During the British period, 1762–1784, James Grant, British governor of East Florida, was given a warrant to form a provisional Grand Lodge operating under the Grand Lodge of Scotland. This warrant was used to create British lodges in both St. Augustine and Pensacola. These lodges were dismantled when the Spanish returned in 1784, though there is evidence that St. Fernando Lodge in St. Augustine, chartered by the Grand Lodge of Georgia, existed from 1806 to 1811. None of the St. Augustine lodges survived, and there was no other formal Masonic activity until the formation of Ashlar Lodge No. 98 in 1888.
The Square and Compasses are not exclusive to Masonry, but based on the sketches made in 1813 by the young French-Canadian visitor, the reputation of Fernando Arredondo, and the fact that many British citizens remained in St. Augustine under Spanish rule, it is reasonable to assume that the symbols on the original monument could well have been Masonic in origin.

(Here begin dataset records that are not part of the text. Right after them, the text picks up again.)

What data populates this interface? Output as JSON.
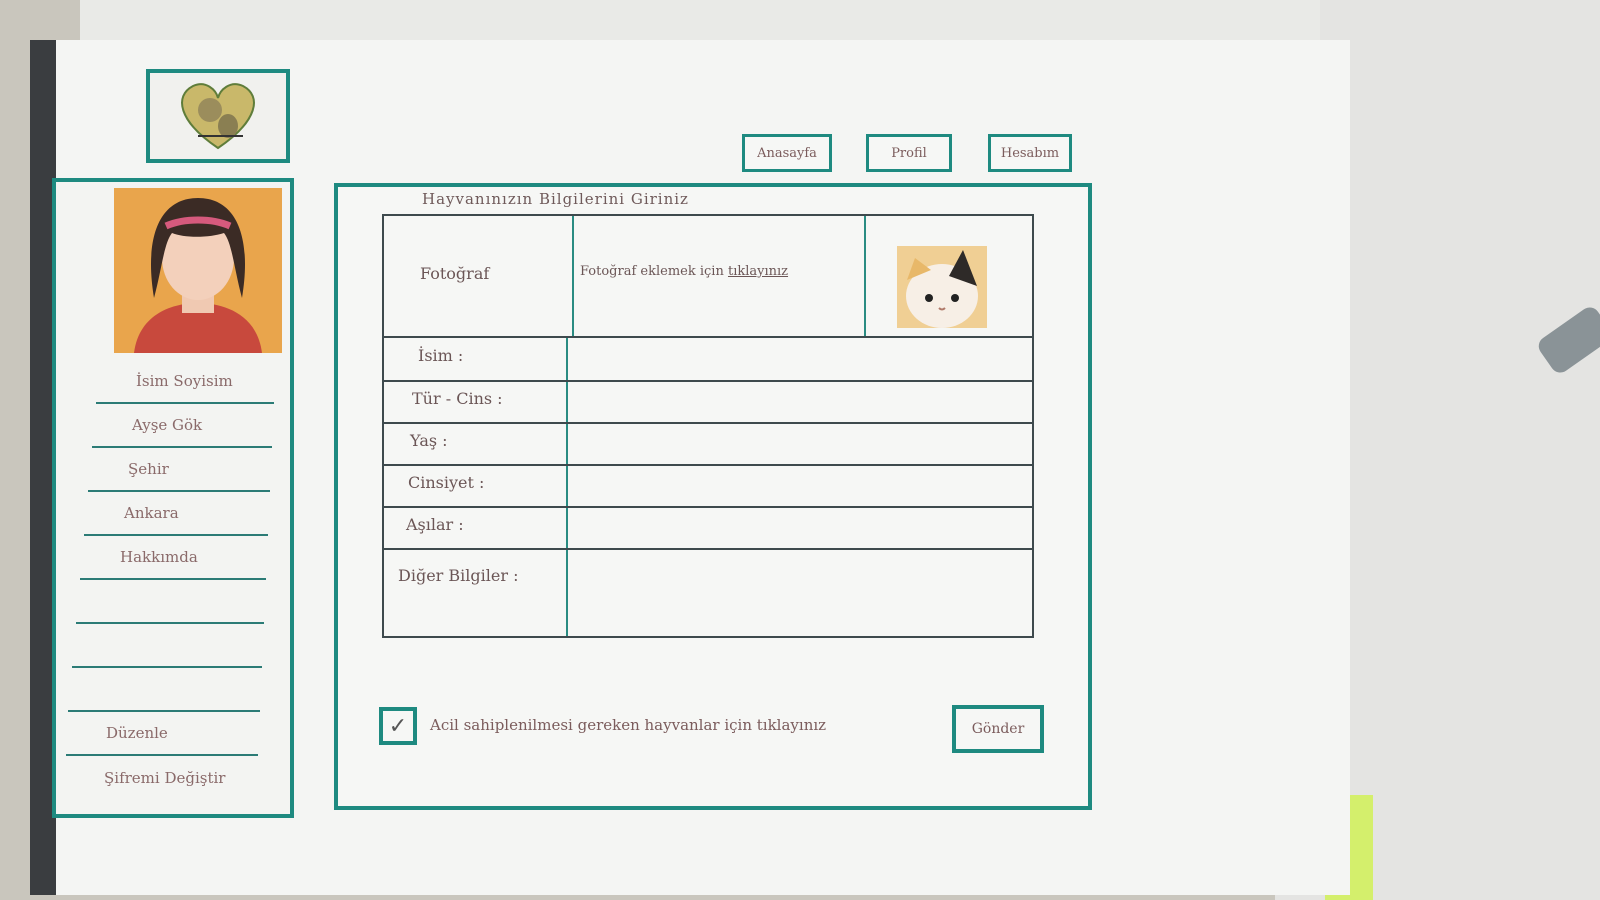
{
  "nav": {
    "home_label": "Anasayfa",
    "profile_label": "Profil",
    "account_label": "Hesabım"
  },
  "sidebar": {
    "items": [
      {
        "label": "İsim Soyisim"
      },
      {
        "label": "Ayşe Gök"
      },
      {
        "label": "Şehir"
      },
      {
        "label": "Ankara"
      },
      {
        "label": "Hakkımda"
      },
      {
        "label": ""
      },
      {
        "label": ""
      },
      {
        "label": ""
      },
      {
        "label": "Düzenle"
      },
      {
        "label": "Şifremi Değiştir"
      }
    ]
  },
  "form": {
    "title": "Hayvanınızın Bilgilerini Giriniz",
    "photo_label": "Fotoğraf",
    "photo_hint_prefix": "Fotoğraf eklemek için",
    "photo_hint_link": "tıklayınız",
    "name_label": "İsim :",
    "breed_label": "Tür - Cins :",
    "age_label": "Yaş :",
    "gender_label": "Cinsiyet :",
    "vaccines_label": "Aşılar :",
    "other_label": "Diğer Bilgiler :"
  },
  "adopt_checkbox": {
    "checked": true,
    "label": "Acil sahiplenilmesi gereken hayvanlar için tıklayınız"
  },
  "submit_label": "Gönder",
  "colors": {
    "accent": "#1e8a80",
    "paper": "#f4f5f3"
  }
}
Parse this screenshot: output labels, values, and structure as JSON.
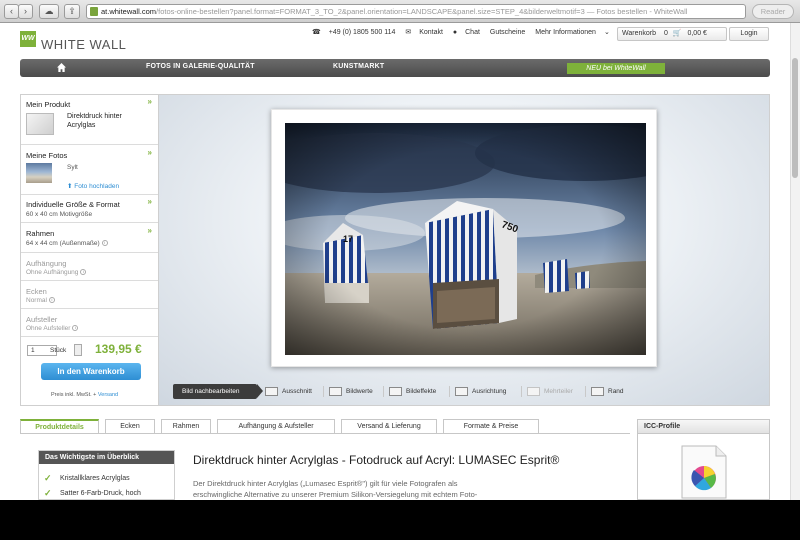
{
  "browser": {
    "url_host": "at.whitewall.com",
    "url_rest": "/fotos-online-bestellen?panel.format=FORMAT_3_TO_2&panel.orientation=LANDSCAPE&panel.size=STEP_4&bilderweltmotif=3 — Fotos bestellen - WhiteWall",
    "reader_label": "Reader"
  },
  "header": {
    "logo_mark": "WW",
    "logo_text": "WHITE WALL",
    "phone": "+49 (0) 1805 500 114",
    "contact": "Kontakt",
    "chat": "Chat",
    "vouchers": "Gutscheine",
    "more_info": "Mehr Informationen",
    "cart_label": "Warenkorb",
    "cart_count": "0",
    "cart_total": "0,00 €",
    "login": "Login"
  },
  "mainnav": {
    "items": [
      "FOTOS IN GALERIE-QUALITÄT",
      "KUNSTMARKT"
    ],
    "neu": "NEU bei WhiteWall"
  },
  "panel": {
    "product_title": "Mein Produkt",
    "product_line1": "Direktdruck hinter",
    "product_line2": "Acrylglas",
    "photos_title": "Meine Fotos",
    "photo_name": "Sylt",
    "upload": "Foto hochladen",
    "size_title": "Individuelle Größe & Format",
    "size_value": "60 x 40 cm Motivgröße",
    "frame_title": "Rahmen",
    "frame_value": "64 x 44 cm (Außenmaße)",
    "hanging_title": "Aufhängung",
    "hanging_value": "Ohne Aufhängung",
    "corners_title": "Ecken",
    "corners_value": "Normal",
    "stand_title": "Aufsteller",
    "stand_value": "Ohne Aufsteller",
    "qty": "1",
    "qty_unit": "Stück",
    "price": "139,95 €",
    "cart_button": "In den Warenkorb",
    "vat": "Preis inkl. MwSt. +",
    "shipping": "Versand"
  },
  "editbar": {
    "label": "Bild nachbearbeiten",
    "tools": [
      "Ausschnitt",
      "Bildwerte",
      "Bildeffekte",
      "Ausrichtung",
      "Mehrteiler",
      "Rand"
    ]
  },
  "photo": {
    "chair_left_number": "17",
    "chair_main_number": "750"
  },
  "tabs": [
    "Produktdetails",
    "Ecken",
    "Rahmen",
    "Aufhängung & Aufsteller",
    "Versand & Lieferung",
    "Formate & Preise"
  ],
  "icc": {
    "title": "ICC-Profile"
  },
  "details": {
    "box_title": "Das Wichtigste im Überblick",
    "bullets": [
      "Kristallklares Acrylglas",
      "Satter 6-Farb-Druck, hoch"
    ],
    "heading": "Direktdruck hinter Acrylglas - Fotodruck auf Acryl: LUMASEC Esprit®",
    "desc_line1": "Der Direktdruck hinter Acrylglas („Lumasec Esprit®\") gilt für viele Fotografen als",
    "desc_line2": "erschwingliche Alternative zu unserer Premium Silikon-Versiegelung mit echtem Foto-"
  },
  "colors": {
    "accent_green": "#7eb13a",
    "cart_blue": "#2e8ed3",
    "nav_dark": "#555555"
  }
}
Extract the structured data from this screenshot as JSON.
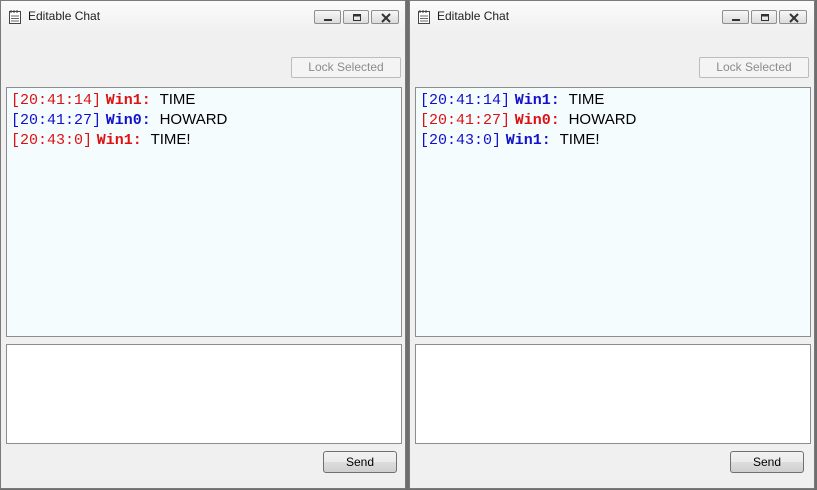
{
  "colors": {
    "red": "#dd1111",
    "blue": "#1111cc"
  },
  "windows": [
    {
      "title": "Editable Chat",
      "lock_label": "Lock Selected",
      "send_label": "Send",
      "input_value": "",
      "messages": [
        {
          "time": "[20:41:14]",
          "sender": "Win1:",
          "color": "red",
          "text": "TIME"
        },
        {
          "time": "[20:41:27]",
          "sender": "Win0:",
          "color": "blue",
          "text": "HOWARD"
        },
        {
          "time": "[20:43:0]",
          "sender": "Win1:",
          "color": "red",
          "text": "TIME!"
        }
      ]
    },
    {
      "title": "Editable Chat",
      "lock_label": "Lock Selected",
      "send_label": "Send",
      "input_value": "",
      "messages": [
        {
          "time": "[20:41:14]",
          "sender": "Win1:",
          "color": "blue",
          "text": "TIME"
        },
        {
          "time": "[20:41:27]",
          "sender": "Win0:",
          "color": "red",
          "text": "HOWARD"
        },
        {
          "time": "[20:43:0]",
          "sender": "Win1:",
          "color": "blue",
          "text": "TIME!"
        }
      ]
    }
  ]
}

In addition, considering the evidence of a Masonic Lodge in St. Augustine slightly before the erection of the monument and the history of Freemasonry in the Spanish world, it is reasonable to infer Masonic involvement in a piece of masonry erected to celebrate a liberal constitution.
Adams, William R. (2009). St. Augustine and St. Johns County: A Historical Guide. Pineapple Press, Inc., Sarasota, FL
Altamira, Rafel (1922). A History of Spain. MacMillan Company, New York.
Biblioteca Virtual “Miguel de Cervantes” (2011). The Political Constitution of the Spanish Monarchy: found at http://www.cervantesvirtual.com/servlet/SirveObras/c1812/
Makin, Robert G. (2010). Fernando Arredondo’s Single Digit Salute found at http://www.starving-writers.com/singledigitsalute.htm
St. Augustine and Cuba (2010) at http://eddosrios.org/obras/historia/SanAgustin/san_ agustin_2.htm
United States v. Arredondo, 31 U.S. 6 Pet. 691 691 (1832), United States v. Arredondo 31 U.S. (6 Pet.) 691
Oscar Patterson III
is a Perpetual Member of Ashlar Lodge No. 98 in St. Augustine, Florida and of the Valley of Jacksonville, Orient of Florida Scottish Rite. He has been a minister, a combat infantry officer, and a university professor and administrator where he taught law and ethics. He currently resides in Ponte Vedra Beach, Florida.